> _Task details_:
Print all the records exactly as they stand.

(Beginning of Records provided)

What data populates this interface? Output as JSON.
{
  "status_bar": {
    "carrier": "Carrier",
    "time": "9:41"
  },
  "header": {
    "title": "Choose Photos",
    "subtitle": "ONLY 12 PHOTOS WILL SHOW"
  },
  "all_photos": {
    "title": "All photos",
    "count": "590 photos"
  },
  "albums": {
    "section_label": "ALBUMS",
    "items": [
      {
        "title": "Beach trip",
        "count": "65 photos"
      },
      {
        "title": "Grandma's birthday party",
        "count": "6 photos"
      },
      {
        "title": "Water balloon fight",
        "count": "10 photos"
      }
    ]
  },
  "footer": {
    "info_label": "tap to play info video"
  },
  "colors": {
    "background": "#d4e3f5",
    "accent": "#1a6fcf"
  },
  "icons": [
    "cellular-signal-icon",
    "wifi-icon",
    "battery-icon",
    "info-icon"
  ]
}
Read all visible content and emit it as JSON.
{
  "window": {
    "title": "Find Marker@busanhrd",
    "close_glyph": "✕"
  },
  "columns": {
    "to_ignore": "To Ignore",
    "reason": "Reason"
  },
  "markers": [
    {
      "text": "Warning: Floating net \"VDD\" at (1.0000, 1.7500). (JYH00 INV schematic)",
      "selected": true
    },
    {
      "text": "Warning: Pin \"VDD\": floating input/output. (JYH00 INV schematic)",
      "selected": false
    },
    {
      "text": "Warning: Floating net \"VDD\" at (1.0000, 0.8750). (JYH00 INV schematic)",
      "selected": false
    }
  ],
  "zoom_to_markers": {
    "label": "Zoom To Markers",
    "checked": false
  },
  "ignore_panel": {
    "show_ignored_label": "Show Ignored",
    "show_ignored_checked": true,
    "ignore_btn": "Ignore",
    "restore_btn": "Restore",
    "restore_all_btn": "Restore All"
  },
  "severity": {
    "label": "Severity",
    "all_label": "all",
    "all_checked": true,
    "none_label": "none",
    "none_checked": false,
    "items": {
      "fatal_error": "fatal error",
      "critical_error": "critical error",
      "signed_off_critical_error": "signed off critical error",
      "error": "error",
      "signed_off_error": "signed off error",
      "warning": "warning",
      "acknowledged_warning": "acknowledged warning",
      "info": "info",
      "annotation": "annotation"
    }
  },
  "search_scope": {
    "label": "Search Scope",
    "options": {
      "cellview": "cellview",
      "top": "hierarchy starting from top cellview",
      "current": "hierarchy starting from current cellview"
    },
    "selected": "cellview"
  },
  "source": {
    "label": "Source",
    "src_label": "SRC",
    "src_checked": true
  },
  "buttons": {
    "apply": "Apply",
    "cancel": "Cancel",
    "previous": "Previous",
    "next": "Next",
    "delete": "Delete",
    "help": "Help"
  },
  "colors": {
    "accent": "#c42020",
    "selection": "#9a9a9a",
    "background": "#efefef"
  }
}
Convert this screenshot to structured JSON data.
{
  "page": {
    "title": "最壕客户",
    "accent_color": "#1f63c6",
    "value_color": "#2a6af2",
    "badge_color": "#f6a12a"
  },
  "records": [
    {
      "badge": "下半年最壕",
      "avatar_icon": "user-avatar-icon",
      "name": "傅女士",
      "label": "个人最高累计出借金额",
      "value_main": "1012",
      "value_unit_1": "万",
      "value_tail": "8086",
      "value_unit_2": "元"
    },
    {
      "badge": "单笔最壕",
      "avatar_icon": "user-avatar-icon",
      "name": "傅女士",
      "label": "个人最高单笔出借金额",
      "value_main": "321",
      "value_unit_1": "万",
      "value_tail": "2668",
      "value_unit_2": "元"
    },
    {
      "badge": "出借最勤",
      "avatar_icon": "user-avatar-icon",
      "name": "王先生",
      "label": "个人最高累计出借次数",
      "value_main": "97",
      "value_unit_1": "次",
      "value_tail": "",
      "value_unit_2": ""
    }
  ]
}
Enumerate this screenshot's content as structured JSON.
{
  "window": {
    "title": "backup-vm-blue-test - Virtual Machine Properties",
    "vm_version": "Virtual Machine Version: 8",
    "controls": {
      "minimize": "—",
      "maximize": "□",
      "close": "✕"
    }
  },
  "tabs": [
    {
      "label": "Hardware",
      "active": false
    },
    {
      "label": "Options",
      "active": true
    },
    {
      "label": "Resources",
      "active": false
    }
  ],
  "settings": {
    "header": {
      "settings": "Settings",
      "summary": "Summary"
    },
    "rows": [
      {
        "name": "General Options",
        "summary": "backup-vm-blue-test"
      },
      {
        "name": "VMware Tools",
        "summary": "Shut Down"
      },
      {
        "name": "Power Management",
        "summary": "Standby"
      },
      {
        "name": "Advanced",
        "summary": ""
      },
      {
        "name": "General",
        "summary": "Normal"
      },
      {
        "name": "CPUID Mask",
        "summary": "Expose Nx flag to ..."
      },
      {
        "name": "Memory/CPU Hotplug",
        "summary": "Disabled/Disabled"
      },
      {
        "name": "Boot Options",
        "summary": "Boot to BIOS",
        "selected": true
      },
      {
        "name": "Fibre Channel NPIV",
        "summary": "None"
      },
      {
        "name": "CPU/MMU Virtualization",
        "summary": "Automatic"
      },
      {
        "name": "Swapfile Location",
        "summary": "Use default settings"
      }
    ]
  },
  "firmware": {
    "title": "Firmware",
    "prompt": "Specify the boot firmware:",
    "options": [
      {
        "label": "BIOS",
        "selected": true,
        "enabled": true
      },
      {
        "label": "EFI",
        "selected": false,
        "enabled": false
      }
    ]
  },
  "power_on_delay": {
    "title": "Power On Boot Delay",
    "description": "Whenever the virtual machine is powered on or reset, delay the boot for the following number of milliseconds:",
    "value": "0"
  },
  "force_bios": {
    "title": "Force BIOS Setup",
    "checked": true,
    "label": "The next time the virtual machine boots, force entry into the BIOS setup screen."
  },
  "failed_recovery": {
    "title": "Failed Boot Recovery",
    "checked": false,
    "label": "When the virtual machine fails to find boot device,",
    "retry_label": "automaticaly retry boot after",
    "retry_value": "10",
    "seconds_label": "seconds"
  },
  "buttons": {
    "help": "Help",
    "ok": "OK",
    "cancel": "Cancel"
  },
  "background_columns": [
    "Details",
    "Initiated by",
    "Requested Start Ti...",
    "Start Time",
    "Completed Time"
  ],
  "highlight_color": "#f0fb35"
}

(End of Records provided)

> _Result_:
What data populates this interface? Output as JSON.
{
  "status_bar": {
    "carrier": "Carrier",
    "time": "9:41"
  },
  "header": {
    "title": "Choose Photos",
    "subtitle": "ONLY 12 PHOTOS WILL SHOW"
  },
  "all_photos": {
    "title": "All photos",
    "count": "590 photos"
  },
  "albums": {
    "section_label": "ALBUMS",
    "items": [
      {
        "title": "Beach trip",
        "count": "65 photos"
      },
      {
        "title": "Grandma's birthday party",
        "count": "6 photos"
      },
      {
        "title": "Water balloon fight",
        "count": "10 photos"
      }
    ]
  },
  "footer": {
    "info_label": "tap to play info video"
  },
  "colors": {
    "background": "#d4e3f5",
    "accent": "#1a6fcf"
  },
  "icons": [
    "cellular-signal-icon",
    "wifi-icon",
    "battery-icon",
    "info-icon"
  ]
}
Read all visible content and emit it as JSON.
{
  "window": {
    "title": "Find Marker@busanhrd",
    "close_glyph": "✕"
  },
  "columns": {
    "to_ignore": "To Ignore",
    "reason": "Reason"
  },
  "markers": [
    {
      "text": "Warning: Floating net \"VDD\" at (1.0000, 1.7500). (JYH00 INV schematic)",
      "selected": true
    },
    {
      "text": "Warning: Pin \"VDD\": floating input/output. (JYH00 INV schematic)",
      "selected": false
    },
    {
      "text": "Warning: Floating net \"VDD\" at (1.0000, 0.8750). (JYH00 INV schematic)",
      "selected": false
    }
  ],
  "zoom_to_markers": {
    "label": "Zoom To Markers",
    "checked": false
  },
  "ignore_panel": {
    "show_ignored_label": "Show Ignored",
    "show_ignored_checked": true,
    "ignore_btn": "Ignore",
    "restore_btn": "Restore",
    "restore_all_btn": "Restore All"
  },
  "severity": {
    "label": "Severity",
    "all_label": "all",
    "all_checked": true,
    "none_label": "none",
    "none_checked": false,
    "items": {
      "fatal_error": "fatal error",
      "critical_error": "critical error",
      "signed_off_critical_error": "signed off critical error",
      "error": "error",
      "signed_off_error": "signed off error",
      "warning": "warning",
      "acknowledged_warning": "acknowledged warning",
      "info": "info",
      "annotation": "annotation"
    }
  },
  "search_scope": {
    "label": "Search Scope",
    "options": {
      "cellview": "cellview",
      "top": "hierarchy starting from top cellview",
      "current": "hierarchy starting from current cellview"
    },
    "selected": "cellview"
  },
  "source": {
    "label": "Source",
    "src_label": "SRC",
    "src_checked": true
  },
  "buttons": {
    "apply": "Apply",
    "cancel": "Cancel",
    "previous": "Previous",
    "next": "Next",
    "delete": "Delete",
    "help": "Help"
  },
  "colors": {
    "accent": "#c42020",
    "selection": "#9a9a9a",
    "background": "#efefef"
  }
}
Convert this screenshot to structured JSON data.
{
  "page": {
    "title": "最壕客户",
    "accent_color": "#1f63c6",
    "value_color": "#2a6af2",
    "badge_color": "#f6a12a"
  },
  "records": [
    {
      "badge": "下半年最壕",
      "avatar_icon": "user-avatar-icon",
      "name": "傅女士",
      "label": "个人最高累计出借金额",
      "value_main": "1012",
      "value_unit_1": "万",
      "value_tail": "8086",
      "value_unit_2": "元"
    },
    {
      "badge": "单笔最壕",
      "avatar_icon": "user-avatar-icon",
      "name": "傅女士",
      "label": "个人最高单笔出借金额",
      "value_main": "321",
      "value_unit_1": "万",
      "value_tail": "2668",
      "value_unit_2": "元"
    },
    {
      "badge": "出借最勤",
      "avatar_icon": "user-avatar-icon",
      "name": "王先生",
      "label": "个人最高累计出借次数",
      "value_main": "97",
      "value_unit_1": "次",
      "value_tail": "",
      "value_unit_2": ""
    }
  ]
}
Enumerate this screenshot's content as structured JSON.
{
  "window": {
    "title": "backup-vm-blue-test - Virtual Machine Properties",
    "vm_version": "Virtual Machine Version: 8",
    "controls": {
      "minimize": "—",
      "maximize": "□",
      "close": "✕"
    }
  },
  "tabs": [
    {
      "label": "Hardware",
      "active": false
    },
    {
      "label": "Options",
      "active": true
    },
    {
      "label": "Resources",
      "active": false
    }
  ],
  "settings": {
    "header": {
      "settings": "Settings",
      "summary": "Summary"
    },
    "rows": [
      {
        "name": "General Options",
        "summary": "backup-vm-blue-test"
      },
      {
        "name": "VMware Tools",
        "summary": "Shut Down"
      },
      {
        "name": "Power Management",
        "summary": "Standby"
      },
      {
        "name": "Advanced",
        "summary": ""
      },
      {
        "name": "General",
        "summary": "Normal"
      },
      {
        "name": "CPUID Mask",
        "summary": "Expose Nx flag to ..."
      },
      {
        "name": "Memory/CPU Hotplug",
        "summary": "Disabled/Disabled"
      },
      {
        "name": "Boot Options",
        "summary": "Boot to BIOS",
        "selected": true
      },
      {
        "name": "Fibre Channel NPIV",
        "summary": "None"
      },
      {
        "name": "CPU/MMU Virtualization",
        "summary": "Automatic"
      },
      {
        "name": "Swapfile Location",
        "summary": "Use default settings"
      }
    ]
  },
  "firmware": {
    "title": "Firmware",
    "prompt": "Specify the boot firmware:",
    "options": [
      {
        "label": "BIOS",
        "selected": true,
        "enabled": true
      },
      {
        "label": "EFI",
        "selected": false,
        "enabled": false
      }
    ]
  },
  "power_on_delay": {
    "title": "Power On Boot Delay",
    "description": "Whenever the virtual machine is powered on or reset, delay the boot for the following number of milliseconds:",
    "value": "0"
  },
  "force_bios": {
    "title": "Force BIOS Setup",
    "checked": true,
    "label": "The next time the virtual machine boots, force entry into the BIOS setup screen."
  },
  "failed_recovery": {
    "title": "Failed Boot Recovery",
    "checked": false,
    "label": "When the virtual machine fails to find boot device,",
    "retry_label": "automaticaly retry boot after",
    "retry_value": "10",
    "seconds_label": "seconds"
  },
  "buttons": {
    "help": "Help",
    "ok": "OK",
    "cancel": "Cancel"
  },
  "background_columns": [
    "Details",
    "Initiated by",
    "Requested Start Ti...",
    "Start Time",
    "Completed Time"
  ],
  "highlight_color": "#f0fb35"
}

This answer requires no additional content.